(Exercise description)
Using the data below, gather each line that includes the word "this".

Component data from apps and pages

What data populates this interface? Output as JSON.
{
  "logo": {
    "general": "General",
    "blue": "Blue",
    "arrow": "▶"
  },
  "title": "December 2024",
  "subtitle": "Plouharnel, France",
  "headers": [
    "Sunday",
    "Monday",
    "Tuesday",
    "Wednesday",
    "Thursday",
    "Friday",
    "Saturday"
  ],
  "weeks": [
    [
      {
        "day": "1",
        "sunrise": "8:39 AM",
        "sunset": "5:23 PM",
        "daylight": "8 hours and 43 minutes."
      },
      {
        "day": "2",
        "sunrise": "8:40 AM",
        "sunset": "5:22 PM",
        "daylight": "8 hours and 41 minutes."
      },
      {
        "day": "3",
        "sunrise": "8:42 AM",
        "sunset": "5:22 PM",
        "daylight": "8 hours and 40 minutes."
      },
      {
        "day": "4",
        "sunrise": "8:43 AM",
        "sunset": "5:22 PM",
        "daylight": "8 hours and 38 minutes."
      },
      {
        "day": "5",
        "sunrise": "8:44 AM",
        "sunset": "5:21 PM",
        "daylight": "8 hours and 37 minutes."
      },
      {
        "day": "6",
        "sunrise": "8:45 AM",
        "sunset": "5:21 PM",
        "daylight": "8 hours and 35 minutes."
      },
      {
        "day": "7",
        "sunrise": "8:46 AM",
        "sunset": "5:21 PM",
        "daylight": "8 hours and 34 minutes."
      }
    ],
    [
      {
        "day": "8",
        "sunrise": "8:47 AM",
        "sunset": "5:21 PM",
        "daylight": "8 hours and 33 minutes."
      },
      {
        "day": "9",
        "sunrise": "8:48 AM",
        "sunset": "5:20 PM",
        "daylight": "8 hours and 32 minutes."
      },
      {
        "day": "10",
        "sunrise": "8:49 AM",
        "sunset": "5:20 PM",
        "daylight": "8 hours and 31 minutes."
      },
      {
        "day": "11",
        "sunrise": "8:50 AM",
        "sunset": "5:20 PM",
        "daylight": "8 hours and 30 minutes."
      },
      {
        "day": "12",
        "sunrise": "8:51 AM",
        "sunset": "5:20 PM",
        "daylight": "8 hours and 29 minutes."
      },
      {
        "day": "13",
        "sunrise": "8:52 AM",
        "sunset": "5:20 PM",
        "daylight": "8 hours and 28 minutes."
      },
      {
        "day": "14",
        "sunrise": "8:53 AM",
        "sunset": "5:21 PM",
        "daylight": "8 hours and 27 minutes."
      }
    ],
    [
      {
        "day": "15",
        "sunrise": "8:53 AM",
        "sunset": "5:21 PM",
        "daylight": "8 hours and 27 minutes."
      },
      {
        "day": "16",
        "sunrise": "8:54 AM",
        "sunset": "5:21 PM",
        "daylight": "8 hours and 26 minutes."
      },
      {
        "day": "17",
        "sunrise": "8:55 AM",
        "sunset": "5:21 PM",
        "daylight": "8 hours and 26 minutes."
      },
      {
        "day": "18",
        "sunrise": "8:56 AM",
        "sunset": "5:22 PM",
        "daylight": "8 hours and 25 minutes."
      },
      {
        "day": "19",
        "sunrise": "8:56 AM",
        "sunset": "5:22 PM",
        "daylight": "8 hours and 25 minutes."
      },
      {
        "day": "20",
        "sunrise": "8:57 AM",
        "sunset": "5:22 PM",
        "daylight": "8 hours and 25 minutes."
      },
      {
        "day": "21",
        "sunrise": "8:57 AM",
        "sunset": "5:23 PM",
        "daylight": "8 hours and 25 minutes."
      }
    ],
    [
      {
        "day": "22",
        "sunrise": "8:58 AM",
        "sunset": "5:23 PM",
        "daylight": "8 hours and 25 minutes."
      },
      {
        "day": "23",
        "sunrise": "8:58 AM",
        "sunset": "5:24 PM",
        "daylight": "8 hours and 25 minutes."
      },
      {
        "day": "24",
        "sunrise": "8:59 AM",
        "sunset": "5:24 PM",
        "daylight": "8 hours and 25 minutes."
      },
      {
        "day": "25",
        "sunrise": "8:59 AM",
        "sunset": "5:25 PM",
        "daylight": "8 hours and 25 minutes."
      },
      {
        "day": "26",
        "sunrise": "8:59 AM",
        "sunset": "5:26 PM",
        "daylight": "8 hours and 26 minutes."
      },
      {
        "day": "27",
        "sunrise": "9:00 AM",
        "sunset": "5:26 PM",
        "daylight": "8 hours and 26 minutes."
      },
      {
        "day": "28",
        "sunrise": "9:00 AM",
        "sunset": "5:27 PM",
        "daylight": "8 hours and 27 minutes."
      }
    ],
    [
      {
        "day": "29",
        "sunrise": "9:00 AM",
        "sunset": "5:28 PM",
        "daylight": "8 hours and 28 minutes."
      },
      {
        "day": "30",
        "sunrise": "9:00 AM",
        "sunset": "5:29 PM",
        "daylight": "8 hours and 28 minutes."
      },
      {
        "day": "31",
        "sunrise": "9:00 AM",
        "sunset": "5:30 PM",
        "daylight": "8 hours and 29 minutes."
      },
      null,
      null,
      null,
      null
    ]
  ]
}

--

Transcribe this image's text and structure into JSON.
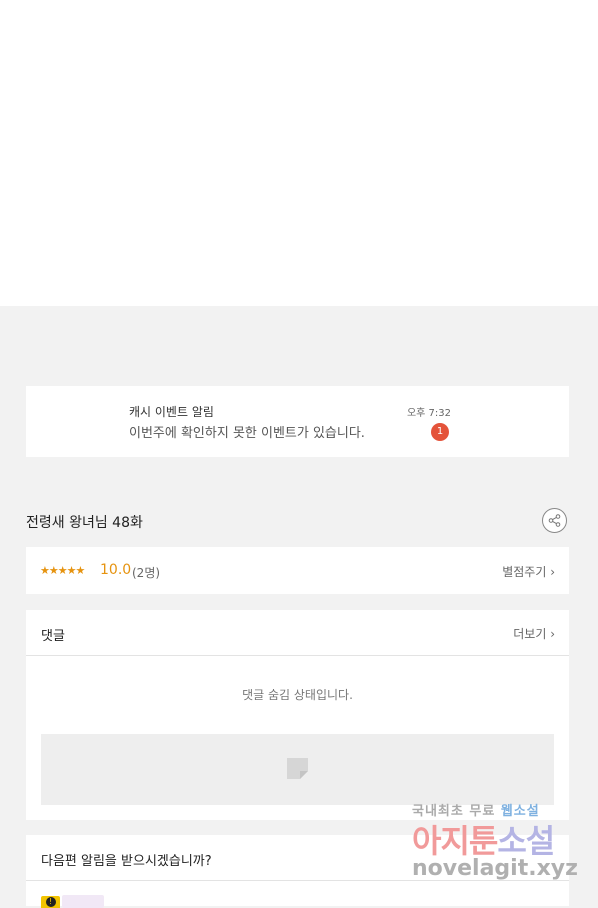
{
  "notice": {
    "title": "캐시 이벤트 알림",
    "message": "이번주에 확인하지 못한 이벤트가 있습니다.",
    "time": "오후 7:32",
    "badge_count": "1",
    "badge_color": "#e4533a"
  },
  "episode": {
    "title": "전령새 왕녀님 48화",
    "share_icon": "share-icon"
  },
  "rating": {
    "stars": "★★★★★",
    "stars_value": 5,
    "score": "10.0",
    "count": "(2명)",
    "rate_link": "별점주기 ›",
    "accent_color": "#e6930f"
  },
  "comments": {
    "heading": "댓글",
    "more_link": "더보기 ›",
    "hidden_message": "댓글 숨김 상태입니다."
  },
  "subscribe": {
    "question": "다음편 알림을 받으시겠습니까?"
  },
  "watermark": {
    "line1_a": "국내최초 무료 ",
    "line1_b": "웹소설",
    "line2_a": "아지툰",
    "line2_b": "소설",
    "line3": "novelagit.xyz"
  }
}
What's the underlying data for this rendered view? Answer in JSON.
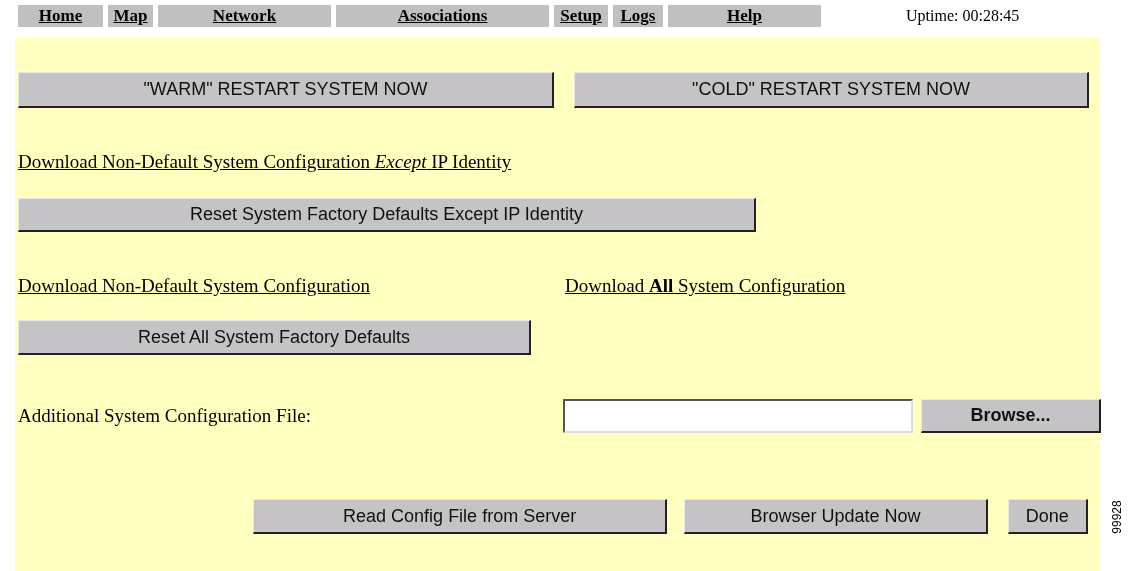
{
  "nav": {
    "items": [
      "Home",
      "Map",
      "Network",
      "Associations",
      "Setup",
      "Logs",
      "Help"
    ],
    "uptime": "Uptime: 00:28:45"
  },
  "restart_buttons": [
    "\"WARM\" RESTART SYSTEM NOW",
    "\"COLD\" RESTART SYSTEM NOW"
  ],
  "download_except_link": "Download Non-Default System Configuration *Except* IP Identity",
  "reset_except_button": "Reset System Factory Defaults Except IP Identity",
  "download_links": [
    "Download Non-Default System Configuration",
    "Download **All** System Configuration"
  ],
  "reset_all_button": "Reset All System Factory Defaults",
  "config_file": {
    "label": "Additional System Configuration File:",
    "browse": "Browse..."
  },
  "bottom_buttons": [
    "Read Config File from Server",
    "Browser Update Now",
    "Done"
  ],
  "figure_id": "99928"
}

(Expected output)
What data populates this interface? Output as JSON.
Transcribe this image's text and structure into JSON.
What's the underlying data for this rendered view? Answer in JSON.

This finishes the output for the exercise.